Cognitive effects after a brain injury 

This article and podcast looks at the cognitive effects after a brain injury and is part of a brain injury series. Cognitive areas that may be impaired by a brain injury include memory, attention and concentration, logic and reasoning, language skills, information processing speed and insight into your abilities.


One of the most common problems that people have after a brain injury is impaired memory. At the time of the accident itself, someone with a serious brain injury may have amnesia for the events in the hours, or even the days and weeks, preceding the brain injury. They may have amnesia for the events after the brain injury and their first memory after the accident may not be for a number of weeks after the event. After that, there may be ongoing problems with memory, particularly short-term memory and people might have difficulties, for example remembering something they were told earlier the same day or an activity they did on the previous day.

Problems with attention and concentration

Another very common problem faced by people with brain injury is difficulty with attention and concentration. If you are at a medical appointment being given information, you might find that your mind wanders after just a few minutes. You may find yourself getting distracted more easily in situations. There can often be an overlap between memory issues and problems with attention. After all, if you haven’t been able to pay attention to what someone was telling you in the first place, you won’t have taken in the information and will have trouble remembering it later.

Mental flexibility

It is common after a brain injury for people to lack ‘mental flexibility’. They may find it difficult to switch their attention from one task to another. They may have concrete, rigid thinking, one consequence of which is that they may not be able to understand other people’s points of view.  

A person may demonstrate perseveration, which is a tendency to get stuck in certain behaviours or thought patterns, and to continue repeating words or behaviours long after they have ceased to be appropriate or relevant. 

Processing information

Many people with brain injury have problems with their “information processing speed”. This may mean that they find it harder to take in information than they did before the accident, and may need to ask people to repeat themselves or need to re-read things that they have just read. Again, this can be made worse by attention problems. At other times, people might find themselves for example having difficulties following a conversation where a number of different people are talking


A brain injury survivor may have difficulties with language, including making themselves understood clearly or understanding others. It is not uncommon after a brain injury for people to have problems understanding non-verbal communication, such as facial expressions. They may find it harder to understand nuances of tone or sarcasm.

Another difficulty that is often faced is difficulty with reasoning and planning. The effects of this may include having problems following directions or planning a journey. They may have difficulties carrying out a task that has different stages that need to be carried out in a certain order, such as preparing a meal.

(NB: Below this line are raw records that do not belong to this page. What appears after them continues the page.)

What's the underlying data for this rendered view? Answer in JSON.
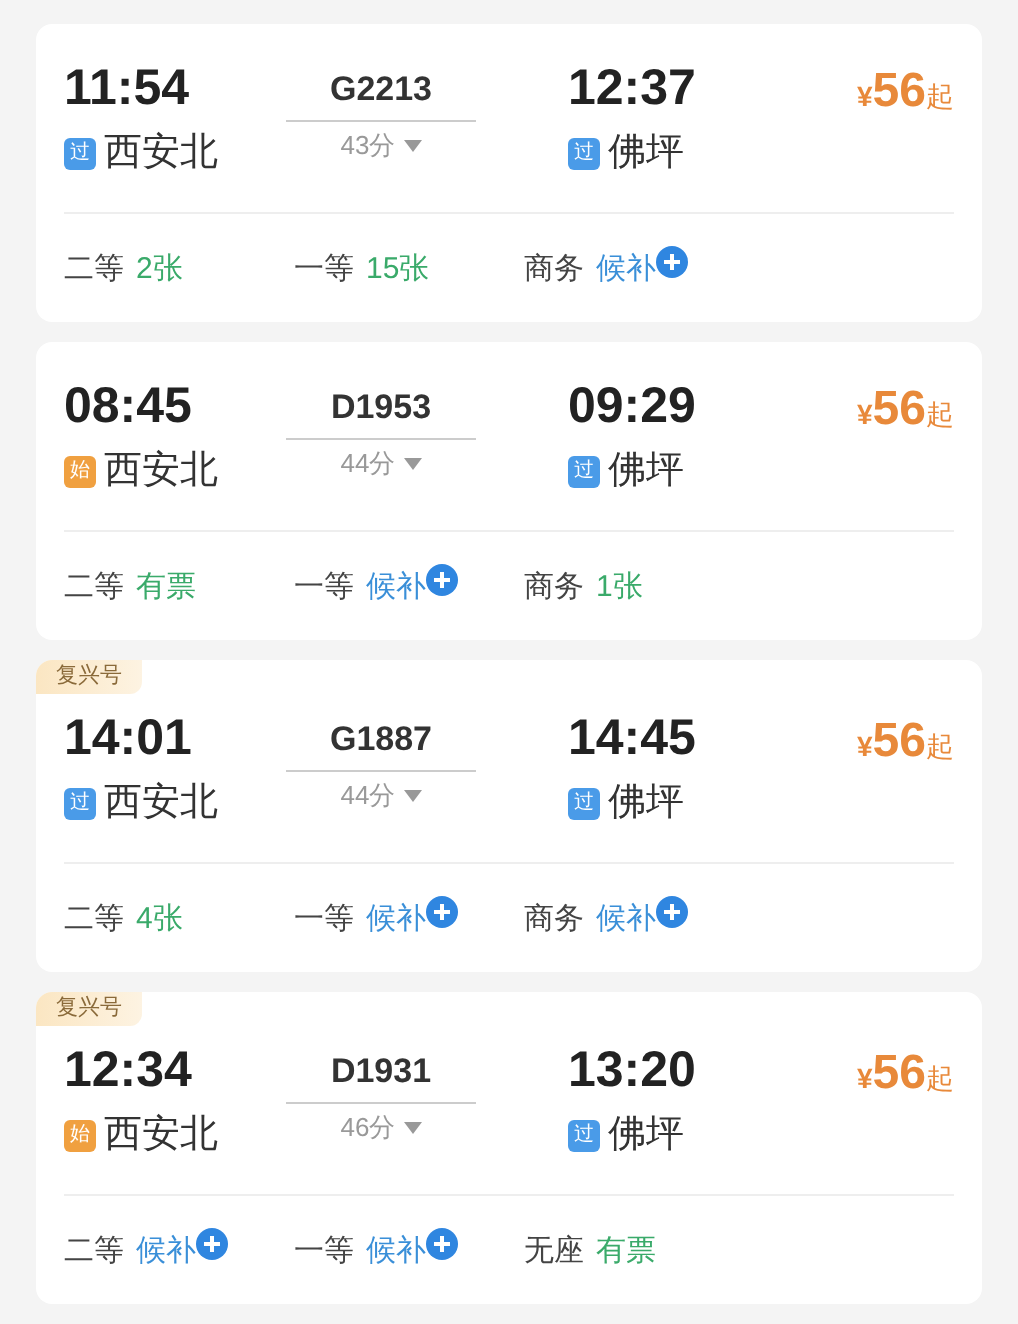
{
  "trains": [
    {
      "depart_time": "11:54",
      "train_no": "G2213",
      "duration": "43分",
      "arrive_time": "12:37",
      "price_symbol": "¥",
      "price": "56",
      "price_suffix": "起",
      "from": {
        "tag": "过",
        "kind": "pass",
        "name": "西安北"
      },
      "to": {
        "tag": "过",
        "kind": "pass",
        "name": "佛坪"
      },
      "seats": [
        {
          "class": "二等",
          "status": "2张",
          "kind": "count"
        },
        {
          "class": "一等",
          "status": "15张",
          "kind": "count"
        },
        {
          "class": "商务",
          "status": "候补",
          "kind": "waitlist"
        }
      ]
    },
    {
      "depart_time": "08:45",
      "train_no": "D1953",
      "duration": "44分",
      "arrive_time": "09:29",
      "price_symbol": "¥",
      "price": "56",
      "price_suffix": "起",
      "from": {
        "tag": "始",
        "kind": "origin",
        "name": "西安北"
      },
      "to": {
        "tag": "过",
        "kind": "pass",
        "name": "佛坪"
      },
      "seats": [
        {
          "class": "二等",
          "status": "有票",
          "kind": "count"
        },
        {
          "class": "一等",
          "status": "候补",
          "kind": "waitlist"
        },
        {
          "class": "商务",
          "status": "1张",
          "kind": "count"
        }
      ]
    },
    {
      "badge": "复兴号",
      "depart_time": "14:01",
      "train_no": "G1887",
      "duration": "44分",
      "arrive_time": "14:45",
      "price_symbol": "¥",
      "price": "56",
      "price_suffix": "起",
      "from": {
        "tag": "过",
        "kind": "pass",
        "name": "西安北"
      },
      "to": {
        "tag": "过",
        "kind": "pass",
        "name": "佛坪"
      },
      "seats": [
        {
          "class": "二等",
          "status": "4张",
          "kind": "count"
        },
        {
          "class": "一等",
          "status": "候补",
          "kind": "waitlist"
        },
        {
          "class": "商务",
          "status": "候补",
          "kind": "waitlist"
        }
      ]
    },
    {
      "badge": "复兴号",
      "depart_time": "12:34",
      "train_no": "D1931",
      "duration": "46分",
      "arrive_time": "13:20",
      "price_symbol": "¥",
      "price": "56",
      "price_suffix": "起",
      "from": {
        "tag": "始",
        "kind": "origin",
        "name": "西安北"
      },
      "to": {
        "tag": "过",
        "kind": "pass",
        "name": "佛坪"
      },
      "seats": [
        {
          "class": "二等",
          "status": "候补",
          "kind": "waitlist"
        },
        {
          "class": "一等",
          "status": "候补",
          "kind": "waitlist"
        },
        {
          "class": "无座",
          "status": "有票",
          "kind": "count"
        }
      ]
    }
  ]
}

People with brain injury often have difficulties with motivation and initiation. This may mean that they have little motivation to begin a task or may lose interest soon after. This is often wrongly confused with laziness.

To cap it all off, people often lack insight into their abilities after a brain injury. They may not understand why they need help or why other people might be restricting their activities.

One potential difficulty with diagnosing these problems, and in particular their cause, is that it is not uncommon for someone with brain injury to have anxiety and depression and this can cause or contribute to some of the above impairments, such as attention and memory difficulties.

Rehabilitation for brain injury 

Arranging rehabilitation for people is a really important part of what we do and some of these problems can at least be alleviated by coping strategies and by treatment from neuropsychologists, occupational therapists and speech and language therapists. Speech and language therapists can help with language difficulties. Neuropsychologists can provide cognitive rehabilitation. Occupational therapists can help come up with adaptive strategies to try to find a way round some of these cognitive issues. For example, there are numerous apps that can be used on your mobile phone to help remind you of appointments and other events. Some people use a whiteboard in their kitchen to help them plan their week. Problems with attention and fatigue can be alleviated by trying to decrease distractions, breaking up complex tasks into smaller ones and taking breaks in between tasks.

Making a brain injury claim

When making a claim on behalf of a brain injury survivor, we will arrange for them to be seen by a number of different independent medical experts. All of the appointments are arranged by us to minimise any inconvenience to the client. One of the most important experts that we use for brain injury cases are neuropsychologists. As part of their assessment, they would carry out what are known as “neuro-psychometric tests” to assess the level of cognitive impairment caused by the injury. Other experts we may use would include a neurologist, as well as a neuropsychiatrist to look at any psychiatric effects caused by the brain injury such as depression and anxiety.

How Moore Barlow can help

Matt Tuff is a senior associate in the major trauma service at Moore Barlow. As well as recovering compensation for our clients, I place particular emphasis on securing rehabilitation for them at an early stage. I have extensive experience of working closely with expert case managers and rehabilitation companies to secure this goal.

Please visit the major trauma website page or contact Matt Tuff.